Blumenthal said he would ask U.S. Attorney General Eric Holder to investigate the matter and check whether Sony’s subsequent handling of the breach would make it civilly or criminally liable.
“I would appreciate a direct and public answer detailing what the company will do in the future to protect its consumers against breaches of their personal and financial information,” Blumenthal wrote.
“It’s a significant operation,” said David Baker, vice president of services with electronic security firm IOActive, which is not involved in the investigation.
He said that card issuers MasterCard and Visa Inc had likely appointed a firm to investigate.
Sony also said that it hired the law firm Baker & McKenzie to help it with the investigation.
On Monday, Sony said its PC games network had also been exposed to hackers, in an incident related to the massive break-in of its separate PlayStation video game network that led to the theft of data from 77 million user accounts. Sony revealed that attack last week.
The PlayStation network lets video game console owners download games and play against friends. The Sony Online Entertainment network, the victim of the latest break-in, hosts games such as “EverQuest” and “Free Realms,” which are played over the Internet.
Sony said late on Monday that the names, addresses, emails, birth dates, phone numbers and other information from 24.6 million PC games accounts may have been stolen from its servers as well as an “outdated database” from 2007.
A Toronto law firm on Tuesday launched a C$1 billion ($1.05 billion) proposed class-action suit against Sony for breach of privacy, naming a 21-year-old PlayStation user from Mississauga, Ontario, as lead plaintiff.

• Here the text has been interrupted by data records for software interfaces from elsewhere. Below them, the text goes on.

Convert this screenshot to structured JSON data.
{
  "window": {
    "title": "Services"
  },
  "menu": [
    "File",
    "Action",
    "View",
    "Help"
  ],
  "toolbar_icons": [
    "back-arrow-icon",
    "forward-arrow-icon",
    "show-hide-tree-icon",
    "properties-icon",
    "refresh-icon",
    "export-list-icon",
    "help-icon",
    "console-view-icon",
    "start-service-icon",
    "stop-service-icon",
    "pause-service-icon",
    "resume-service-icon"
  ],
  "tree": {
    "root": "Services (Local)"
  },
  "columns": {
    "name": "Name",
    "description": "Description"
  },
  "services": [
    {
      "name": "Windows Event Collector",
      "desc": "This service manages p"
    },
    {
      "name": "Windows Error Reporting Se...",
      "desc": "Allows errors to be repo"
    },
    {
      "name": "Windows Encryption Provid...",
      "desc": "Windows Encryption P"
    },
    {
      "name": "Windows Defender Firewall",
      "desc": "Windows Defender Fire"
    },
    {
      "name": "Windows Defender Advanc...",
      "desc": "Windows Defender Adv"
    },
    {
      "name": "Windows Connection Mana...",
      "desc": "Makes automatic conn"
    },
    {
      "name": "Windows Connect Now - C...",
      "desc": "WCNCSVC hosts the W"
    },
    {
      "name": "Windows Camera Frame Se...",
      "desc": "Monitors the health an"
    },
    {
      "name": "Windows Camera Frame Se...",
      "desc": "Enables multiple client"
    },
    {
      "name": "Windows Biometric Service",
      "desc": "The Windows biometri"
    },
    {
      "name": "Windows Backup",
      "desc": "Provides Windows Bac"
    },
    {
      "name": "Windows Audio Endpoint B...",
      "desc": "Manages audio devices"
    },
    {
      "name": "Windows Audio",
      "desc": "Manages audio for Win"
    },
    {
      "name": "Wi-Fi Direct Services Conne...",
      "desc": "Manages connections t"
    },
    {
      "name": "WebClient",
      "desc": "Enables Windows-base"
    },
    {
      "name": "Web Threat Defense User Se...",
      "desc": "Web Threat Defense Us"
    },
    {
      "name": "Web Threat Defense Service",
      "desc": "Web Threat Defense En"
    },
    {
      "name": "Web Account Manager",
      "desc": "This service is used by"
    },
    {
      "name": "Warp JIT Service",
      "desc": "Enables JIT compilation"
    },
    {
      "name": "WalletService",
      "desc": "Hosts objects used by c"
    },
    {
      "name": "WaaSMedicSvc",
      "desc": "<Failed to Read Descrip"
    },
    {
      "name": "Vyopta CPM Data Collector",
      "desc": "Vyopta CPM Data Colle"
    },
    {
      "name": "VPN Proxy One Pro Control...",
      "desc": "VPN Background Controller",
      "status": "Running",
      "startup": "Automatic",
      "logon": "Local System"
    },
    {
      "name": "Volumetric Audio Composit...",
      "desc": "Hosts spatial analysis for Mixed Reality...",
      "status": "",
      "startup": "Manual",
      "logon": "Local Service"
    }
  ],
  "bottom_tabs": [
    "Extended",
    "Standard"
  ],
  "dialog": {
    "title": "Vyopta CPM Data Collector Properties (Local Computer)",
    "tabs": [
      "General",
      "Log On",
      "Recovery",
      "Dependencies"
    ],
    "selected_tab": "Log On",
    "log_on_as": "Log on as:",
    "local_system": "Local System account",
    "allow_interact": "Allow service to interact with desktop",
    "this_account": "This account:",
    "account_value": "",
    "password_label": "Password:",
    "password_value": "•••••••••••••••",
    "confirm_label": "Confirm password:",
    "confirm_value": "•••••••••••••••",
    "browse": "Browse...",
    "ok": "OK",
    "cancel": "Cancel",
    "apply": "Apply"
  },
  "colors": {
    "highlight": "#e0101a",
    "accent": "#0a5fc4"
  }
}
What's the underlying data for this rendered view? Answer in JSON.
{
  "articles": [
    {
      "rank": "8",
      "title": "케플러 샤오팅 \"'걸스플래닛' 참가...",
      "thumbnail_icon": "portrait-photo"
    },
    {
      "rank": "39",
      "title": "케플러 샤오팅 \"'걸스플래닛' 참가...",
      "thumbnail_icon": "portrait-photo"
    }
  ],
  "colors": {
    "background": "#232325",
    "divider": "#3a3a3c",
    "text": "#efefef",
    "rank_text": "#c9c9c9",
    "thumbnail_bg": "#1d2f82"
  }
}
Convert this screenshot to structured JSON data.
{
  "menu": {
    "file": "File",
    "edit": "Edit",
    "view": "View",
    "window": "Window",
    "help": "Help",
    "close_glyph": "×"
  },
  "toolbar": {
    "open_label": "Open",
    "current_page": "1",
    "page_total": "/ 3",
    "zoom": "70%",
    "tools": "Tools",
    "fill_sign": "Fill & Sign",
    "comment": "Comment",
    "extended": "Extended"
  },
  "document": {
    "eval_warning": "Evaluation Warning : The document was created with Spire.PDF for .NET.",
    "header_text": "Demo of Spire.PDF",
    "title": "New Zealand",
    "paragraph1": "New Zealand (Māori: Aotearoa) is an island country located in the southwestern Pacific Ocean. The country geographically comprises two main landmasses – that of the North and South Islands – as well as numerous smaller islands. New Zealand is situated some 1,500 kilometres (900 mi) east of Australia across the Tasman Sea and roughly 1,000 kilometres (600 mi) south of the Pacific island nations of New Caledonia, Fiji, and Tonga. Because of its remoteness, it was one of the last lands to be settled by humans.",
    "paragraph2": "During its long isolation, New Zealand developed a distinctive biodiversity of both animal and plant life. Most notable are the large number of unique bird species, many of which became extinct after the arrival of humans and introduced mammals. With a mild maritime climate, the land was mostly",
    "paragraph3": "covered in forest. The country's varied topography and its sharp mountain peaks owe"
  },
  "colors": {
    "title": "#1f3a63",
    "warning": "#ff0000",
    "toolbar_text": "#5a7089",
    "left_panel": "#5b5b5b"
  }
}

The damages would cover the cost of credit monitoring services and fraud insurance for two years, the firm, McPhadden Samac Tuovi LLP, said in a statement.